App and web page records:

=== Section Start ===

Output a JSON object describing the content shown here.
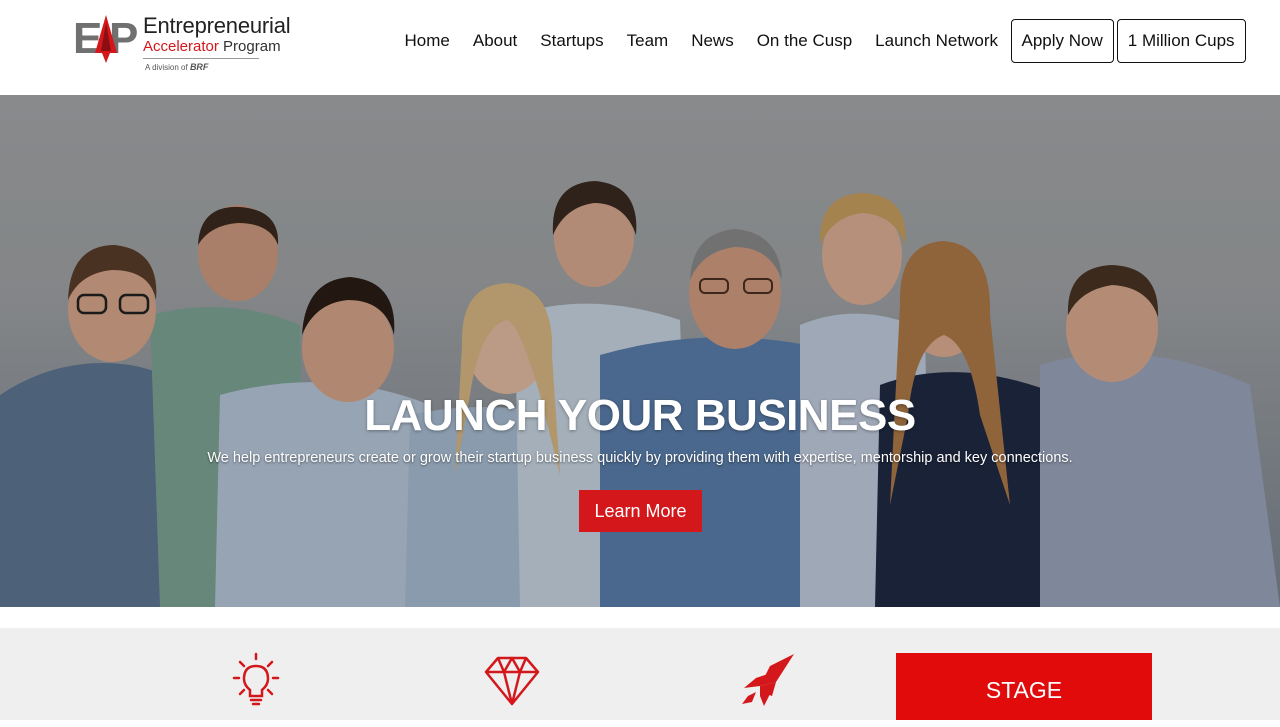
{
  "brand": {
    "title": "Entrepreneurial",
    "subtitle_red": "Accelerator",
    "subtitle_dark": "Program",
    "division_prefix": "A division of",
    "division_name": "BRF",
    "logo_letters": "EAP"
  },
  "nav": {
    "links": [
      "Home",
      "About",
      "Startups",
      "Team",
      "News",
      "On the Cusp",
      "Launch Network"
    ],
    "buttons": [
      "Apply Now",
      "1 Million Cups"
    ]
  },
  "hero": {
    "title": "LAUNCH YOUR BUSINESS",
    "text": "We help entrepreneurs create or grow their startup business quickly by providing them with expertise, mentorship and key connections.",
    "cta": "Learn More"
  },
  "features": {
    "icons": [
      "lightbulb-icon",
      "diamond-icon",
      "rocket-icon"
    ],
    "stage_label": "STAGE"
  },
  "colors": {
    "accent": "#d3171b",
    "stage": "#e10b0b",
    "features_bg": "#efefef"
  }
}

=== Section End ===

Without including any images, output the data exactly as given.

Output a JSON object describing the content shown here.
{
  "brand": {
    "title": "Entrepreneurial",
    "subtitle_red": "Accelerator",
    "subtitle_dark": "Program",
    "division_prefix": "A division of",
    "division_name": "BRF",
    "logo_letters": "EAP"
  },
  "nav": {
    "links": [
      "Home",
      "About",
      "Startups",
      "Team",
      "News",
      "On the Cusp",
      "Launch Network"
    ],
    "buttons": [
      "Apply Now",
      "1 Million Cups"
    ]
  },
  "hero": {
    "title": "LAUNCH YOUR BUSINESS",
    "text": "We help entrepreneurs create or grow their startup business quickly by providing them with expertise, mentorship and key connections.",
    "cta": "Learn More"
  },
  "features": {
    "icons": [
      "lightbulb-icon",
      "diamond-icon",
      "rocket-icon"
    ],
    "stage_label": "STAGE"
  },
  "colors": {
    "accent": "#d3171b",
    "stage": "#e10b0b",
    "features_bg": "#efefef"
  }
}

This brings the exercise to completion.